» **Website and app data records**:

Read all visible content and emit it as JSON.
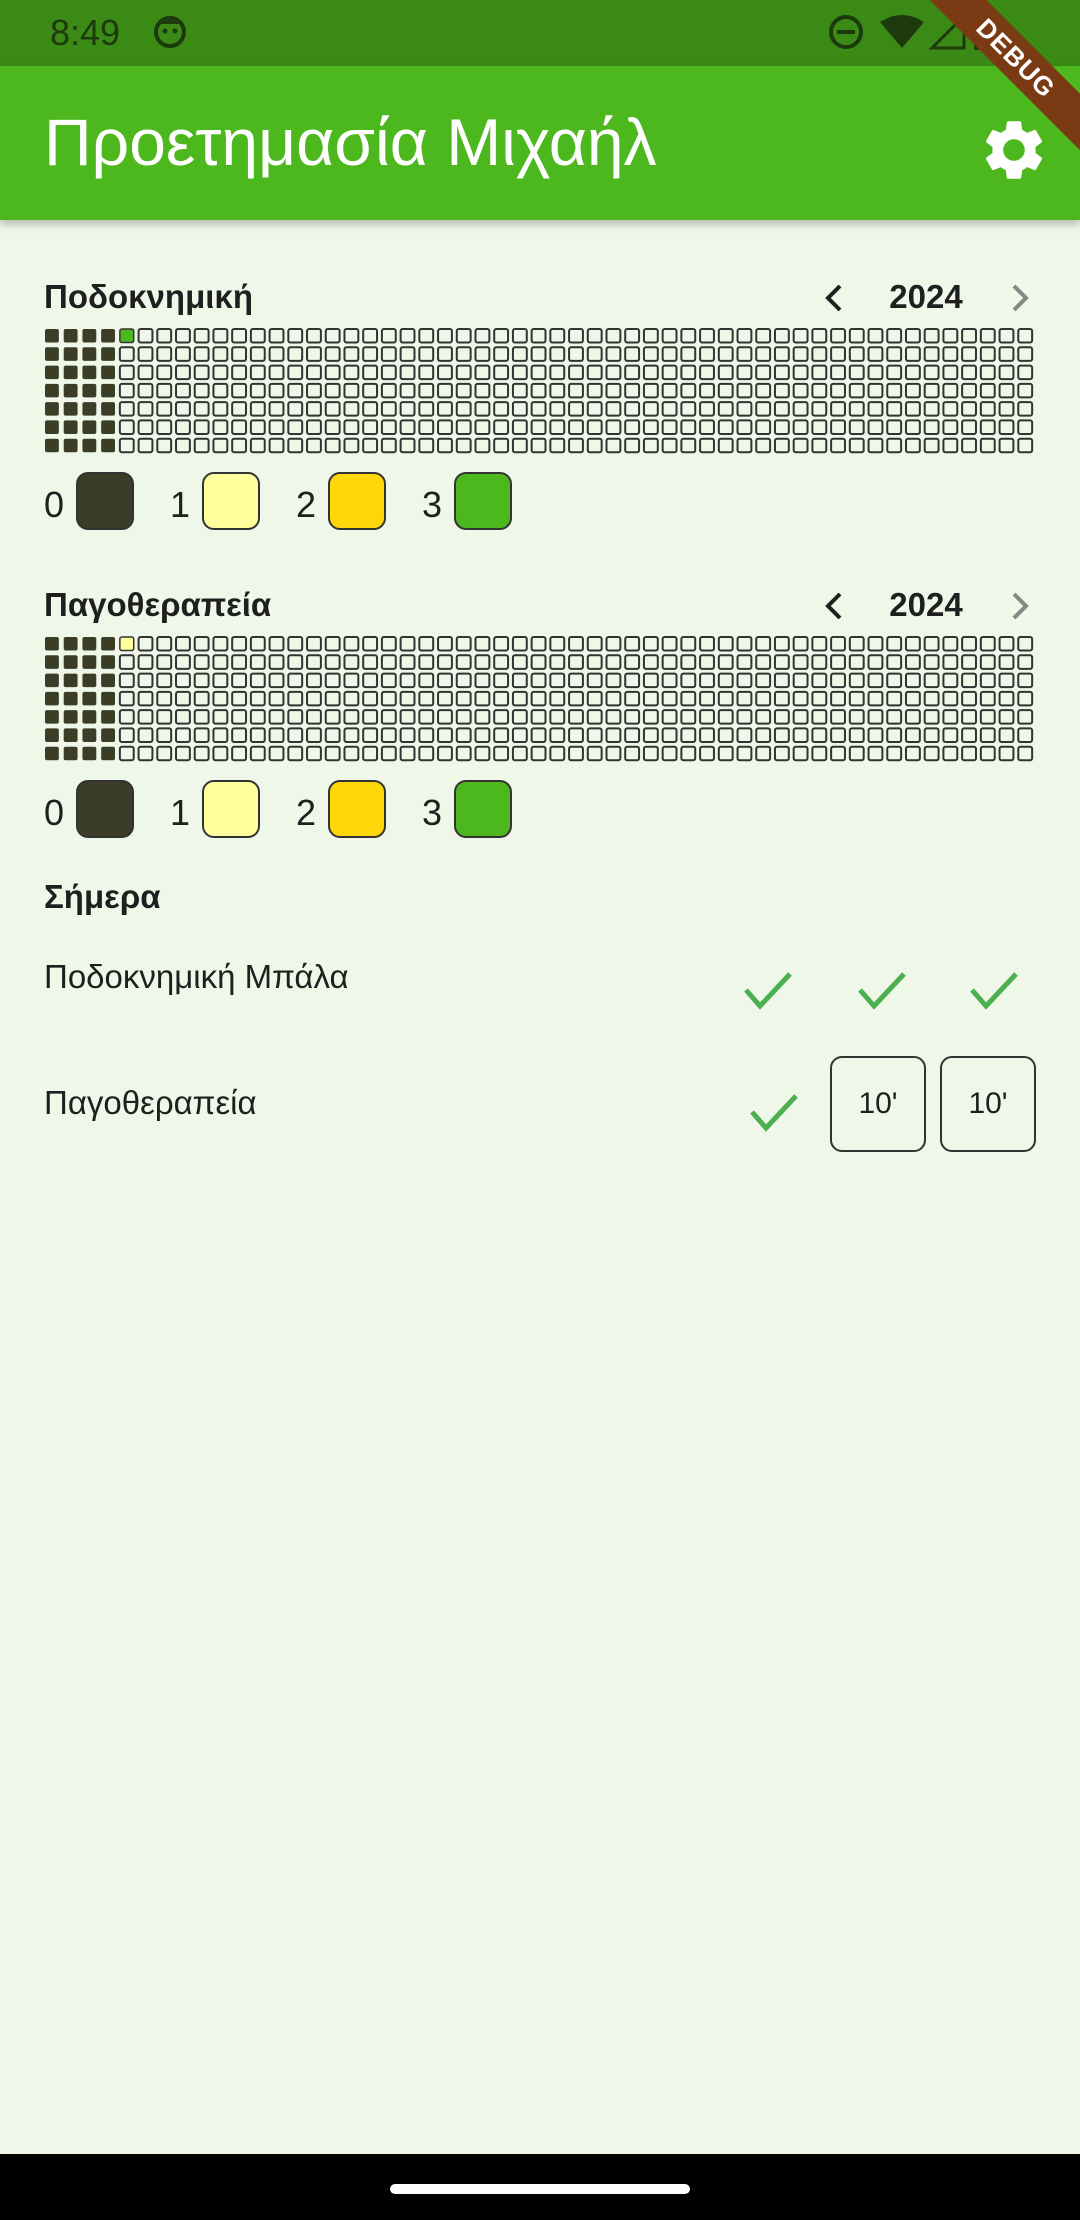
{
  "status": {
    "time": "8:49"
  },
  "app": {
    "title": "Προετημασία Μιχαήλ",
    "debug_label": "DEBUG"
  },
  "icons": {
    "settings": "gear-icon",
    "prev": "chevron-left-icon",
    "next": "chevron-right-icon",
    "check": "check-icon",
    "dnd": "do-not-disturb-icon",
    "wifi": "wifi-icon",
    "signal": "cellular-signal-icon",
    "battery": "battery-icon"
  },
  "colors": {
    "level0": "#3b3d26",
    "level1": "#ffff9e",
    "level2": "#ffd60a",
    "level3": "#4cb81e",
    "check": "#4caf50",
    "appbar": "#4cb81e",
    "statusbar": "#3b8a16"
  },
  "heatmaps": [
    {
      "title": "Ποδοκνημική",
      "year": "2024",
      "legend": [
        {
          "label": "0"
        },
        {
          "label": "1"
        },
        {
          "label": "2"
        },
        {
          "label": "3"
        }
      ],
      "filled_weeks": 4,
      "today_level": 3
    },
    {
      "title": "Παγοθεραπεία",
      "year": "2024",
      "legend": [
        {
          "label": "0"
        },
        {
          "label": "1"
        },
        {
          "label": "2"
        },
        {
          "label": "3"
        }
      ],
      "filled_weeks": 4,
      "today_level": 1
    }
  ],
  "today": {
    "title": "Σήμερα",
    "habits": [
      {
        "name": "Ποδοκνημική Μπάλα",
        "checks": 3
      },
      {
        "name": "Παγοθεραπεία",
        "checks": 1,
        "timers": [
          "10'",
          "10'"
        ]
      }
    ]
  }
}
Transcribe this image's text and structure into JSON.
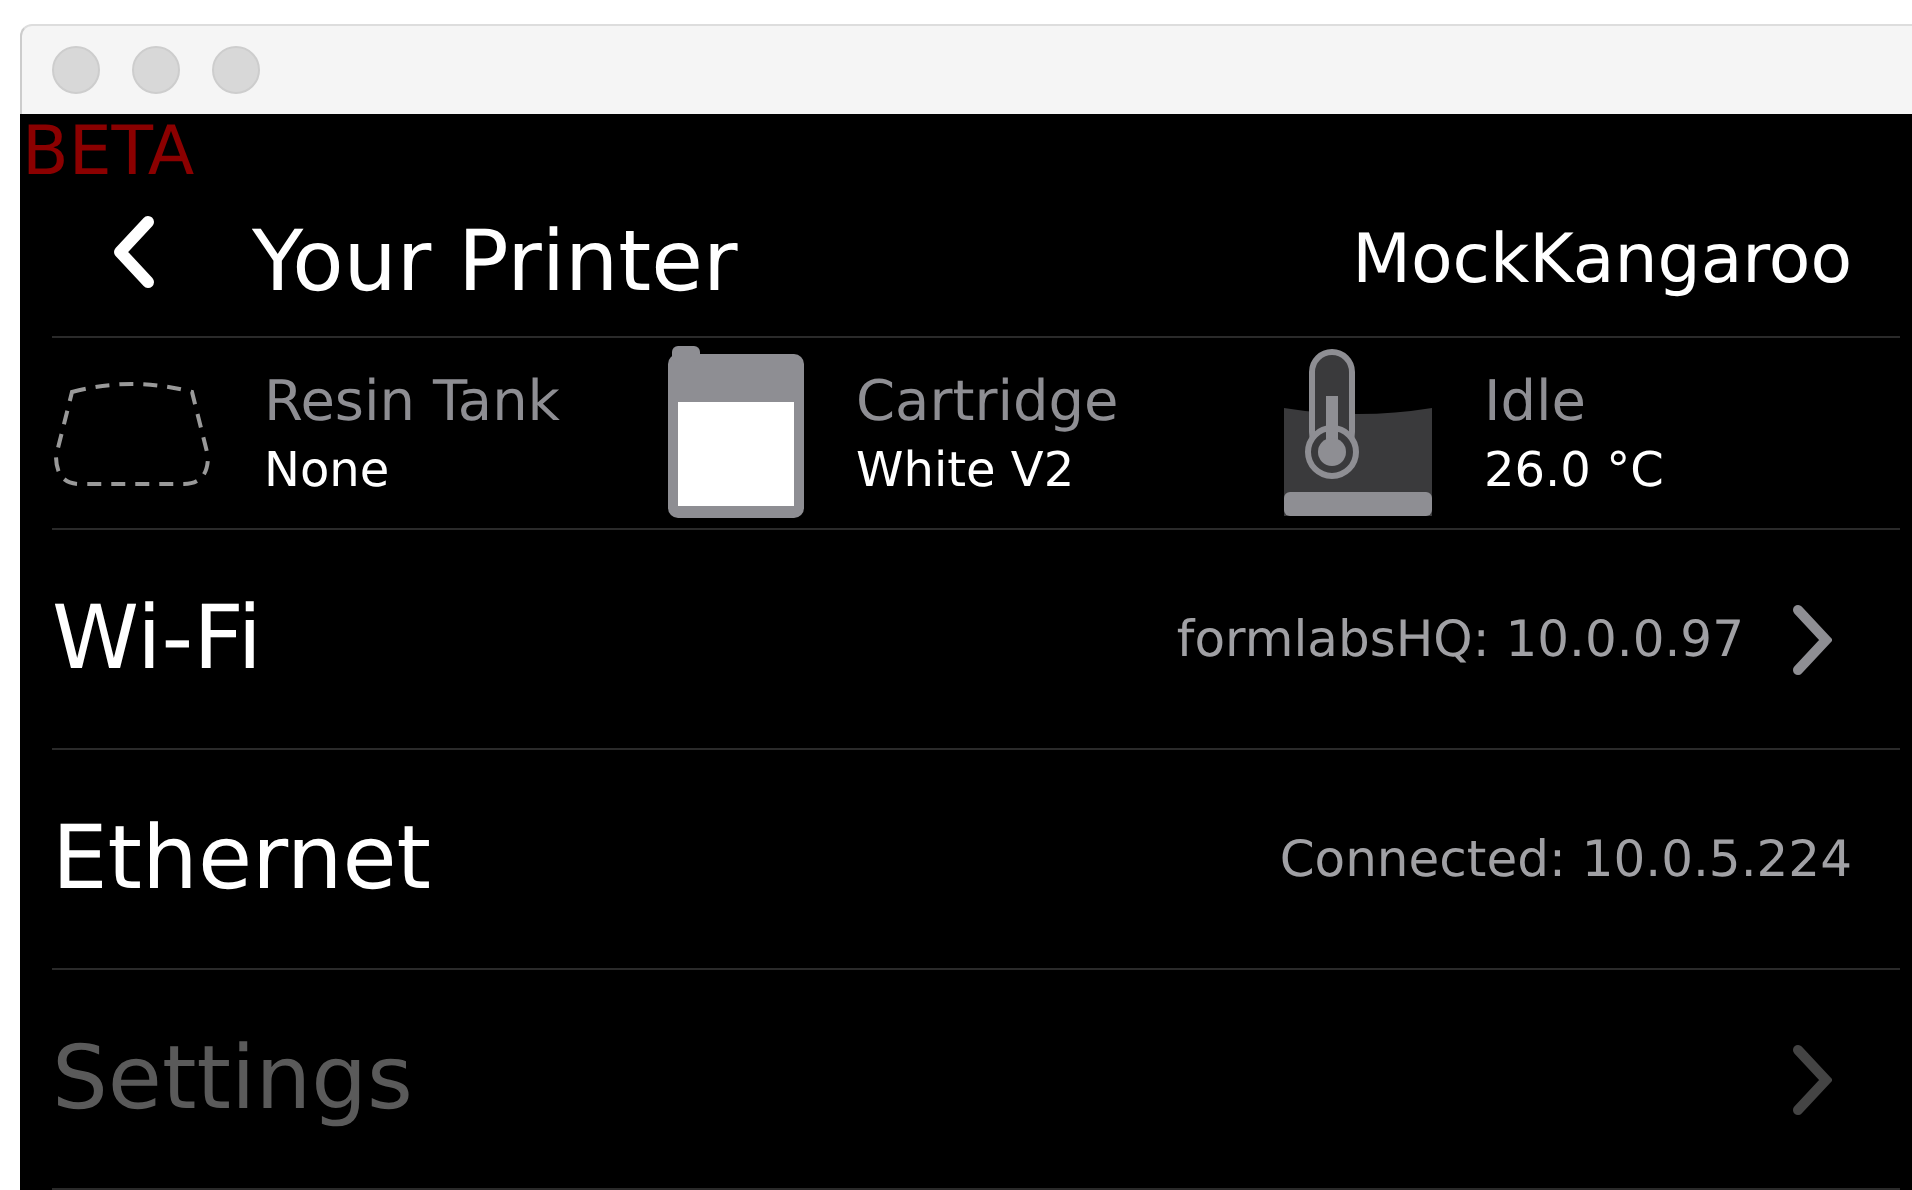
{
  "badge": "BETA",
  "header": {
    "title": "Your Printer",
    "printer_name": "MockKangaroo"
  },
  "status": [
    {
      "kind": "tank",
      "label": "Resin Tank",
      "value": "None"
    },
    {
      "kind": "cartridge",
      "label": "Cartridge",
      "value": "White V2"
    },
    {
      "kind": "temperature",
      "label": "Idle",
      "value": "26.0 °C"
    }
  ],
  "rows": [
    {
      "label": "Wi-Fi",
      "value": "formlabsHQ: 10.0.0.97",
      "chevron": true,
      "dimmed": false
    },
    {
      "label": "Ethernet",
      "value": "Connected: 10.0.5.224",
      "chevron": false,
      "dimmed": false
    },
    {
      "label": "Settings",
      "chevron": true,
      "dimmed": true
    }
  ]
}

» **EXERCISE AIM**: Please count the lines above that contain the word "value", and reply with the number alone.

» **REPLY TO THE EXERCISE**: 5